La Shawn Banks: You should absolutely watch it. If you want to understand the boundaries of your freedom even more, you should definitely watch that. It's quite inspiring.
Tone Madison: The whole play-within-a-play thing gives your character, John, an interesting arc, because you go from being humiliated to being this pompous king. Creon always comes off as not just unsympathetic, but a bit weak in his way. Do you find that there are some interesting layers there in terms of masculinity and power?
La Shawn Banks: Why don't you tell me what you thought. I'm not sure that I thought of it that way. You mean the arc of John into Creon?
Tone Madison: Right, the way that John plays Creon. He seems to make a lot of interesting choices in that portrayal. How did you think this character interprets the role of Creon?

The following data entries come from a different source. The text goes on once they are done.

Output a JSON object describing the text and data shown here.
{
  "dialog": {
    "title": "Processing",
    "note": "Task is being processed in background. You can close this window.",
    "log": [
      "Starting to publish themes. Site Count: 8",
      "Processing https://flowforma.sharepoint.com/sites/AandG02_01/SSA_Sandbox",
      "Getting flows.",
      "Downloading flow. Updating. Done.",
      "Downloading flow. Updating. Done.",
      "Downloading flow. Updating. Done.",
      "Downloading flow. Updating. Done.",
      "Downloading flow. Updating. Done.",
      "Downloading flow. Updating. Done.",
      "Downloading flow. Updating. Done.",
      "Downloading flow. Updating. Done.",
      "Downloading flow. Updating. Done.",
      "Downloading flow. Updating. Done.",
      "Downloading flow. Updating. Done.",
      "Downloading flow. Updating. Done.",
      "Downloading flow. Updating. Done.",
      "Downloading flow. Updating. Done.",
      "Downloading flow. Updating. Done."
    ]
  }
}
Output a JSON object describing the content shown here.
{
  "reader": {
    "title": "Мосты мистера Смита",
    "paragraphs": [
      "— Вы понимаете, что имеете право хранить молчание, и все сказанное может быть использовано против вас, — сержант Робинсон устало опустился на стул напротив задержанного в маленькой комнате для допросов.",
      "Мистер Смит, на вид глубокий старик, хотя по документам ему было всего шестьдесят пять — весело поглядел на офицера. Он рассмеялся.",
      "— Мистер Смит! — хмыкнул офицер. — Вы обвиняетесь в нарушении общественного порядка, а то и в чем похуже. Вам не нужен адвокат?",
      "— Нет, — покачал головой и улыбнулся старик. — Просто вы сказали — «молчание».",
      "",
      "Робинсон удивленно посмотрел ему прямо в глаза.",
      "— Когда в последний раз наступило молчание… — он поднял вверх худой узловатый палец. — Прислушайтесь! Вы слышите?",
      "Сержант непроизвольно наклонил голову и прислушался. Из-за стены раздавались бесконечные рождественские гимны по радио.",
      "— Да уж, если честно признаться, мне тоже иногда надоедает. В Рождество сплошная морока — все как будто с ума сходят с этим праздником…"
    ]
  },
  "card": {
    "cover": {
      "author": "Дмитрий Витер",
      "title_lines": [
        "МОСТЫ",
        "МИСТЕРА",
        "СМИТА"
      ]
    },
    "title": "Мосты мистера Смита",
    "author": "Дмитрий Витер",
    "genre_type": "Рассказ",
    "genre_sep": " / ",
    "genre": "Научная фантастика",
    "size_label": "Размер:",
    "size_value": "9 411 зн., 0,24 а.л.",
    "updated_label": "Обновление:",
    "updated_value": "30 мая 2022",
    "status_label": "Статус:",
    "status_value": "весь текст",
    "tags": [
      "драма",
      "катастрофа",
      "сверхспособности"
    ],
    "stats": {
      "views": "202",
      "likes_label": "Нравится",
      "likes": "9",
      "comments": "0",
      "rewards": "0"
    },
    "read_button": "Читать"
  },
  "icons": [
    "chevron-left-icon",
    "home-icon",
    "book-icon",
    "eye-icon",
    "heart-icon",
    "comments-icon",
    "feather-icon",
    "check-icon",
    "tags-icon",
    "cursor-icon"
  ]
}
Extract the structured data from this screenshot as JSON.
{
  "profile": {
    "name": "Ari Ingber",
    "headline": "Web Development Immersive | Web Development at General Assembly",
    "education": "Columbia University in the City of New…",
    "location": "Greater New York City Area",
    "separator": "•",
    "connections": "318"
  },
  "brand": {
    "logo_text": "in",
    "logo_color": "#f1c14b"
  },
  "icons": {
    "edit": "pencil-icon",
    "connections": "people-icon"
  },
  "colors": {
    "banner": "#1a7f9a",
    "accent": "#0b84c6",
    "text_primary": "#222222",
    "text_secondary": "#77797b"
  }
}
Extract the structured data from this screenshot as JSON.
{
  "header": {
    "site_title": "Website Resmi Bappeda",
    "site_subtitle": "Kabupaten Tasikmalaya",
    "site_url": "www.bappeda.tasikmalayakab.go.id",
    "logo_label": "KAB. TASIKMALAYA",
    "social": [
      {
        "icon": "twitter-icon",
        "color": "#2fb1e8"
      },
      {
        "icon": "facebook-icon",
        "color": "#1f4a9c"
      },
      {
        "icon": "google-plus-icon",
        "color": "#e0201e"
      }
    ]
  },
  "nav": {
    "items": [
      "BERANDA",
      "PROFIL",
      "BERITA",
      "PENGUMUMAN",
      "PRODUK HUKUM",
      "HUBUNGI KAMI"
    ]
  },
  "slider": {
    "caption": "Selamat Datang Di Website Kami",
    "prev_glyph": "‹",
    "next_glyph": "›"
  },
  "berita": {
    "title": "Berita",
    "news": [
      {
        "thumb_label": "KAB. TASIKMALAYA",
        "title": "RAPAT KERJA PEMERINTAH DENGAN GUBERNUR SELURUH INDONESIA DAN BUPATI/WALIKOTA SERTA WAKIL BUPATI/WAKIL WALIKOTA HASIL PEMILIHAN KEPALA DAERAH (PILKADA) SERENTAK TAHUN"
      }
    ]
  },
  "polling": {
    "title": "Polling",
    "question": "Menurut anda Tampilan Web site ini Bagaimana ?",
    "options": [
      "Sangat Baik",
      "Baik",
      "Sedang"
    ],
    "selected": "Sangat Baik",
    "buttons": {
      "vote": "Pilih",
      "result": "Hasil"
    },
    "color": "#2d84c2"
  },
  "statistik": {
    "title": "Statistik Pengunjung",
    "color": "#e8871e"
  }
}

La Shawn Banks: There was a lot of discussion about him physically, for sure. Whenever we worked on that scene, we talked about just the amount of space, his size, because the language is so big and the ideas are so big, and then you're doing Greek tragedy played in South Africa. We as John and Winston have to imagine the audience of prisoners, a room full of incarcerated black men. That's who the end of the play is for, though the irony and layering of it is that in actuality it's a room full of white people. In our world, there's only a few white people in that room and they represent guards and the warden and the people who are in charge of the prison. It's such a weird juxtaposition theatrically, anyway. It just requires a delivery that you cannot be small. It doesn't work. We tried it. And trying to find size in the Touchstone is very interesting, because it does ring as something that is really big in there. It's kind of like doing a play on a film set, being in there. So yeah, there was a lot of discussion about him physically and I worked to make sure his physical life is as large as the life as his words, you know. One has to, I think, find that size—and he's a king, which is a lot of fun to play. Our director, Derrick Sanders, at one point in rehearsal had spoken about when he was in school, and when he did the play before as an actor, someone had told him that when imagining yourself as someone this size, imagine there are six people in front of you and on either side of you and in back of you, and that's how large you have to be. I think it's called the doppleganger exercise—you just imagine you have 24 dopplegangers, 24 other yous, and that's the size of you. When others drop in imagery that like that, I devour that, because it just fuels my work. That was kind of the discussion that was how we arrived at, and how we still are arrived at, what Creon is, and what Creon is in comparison to Antigone.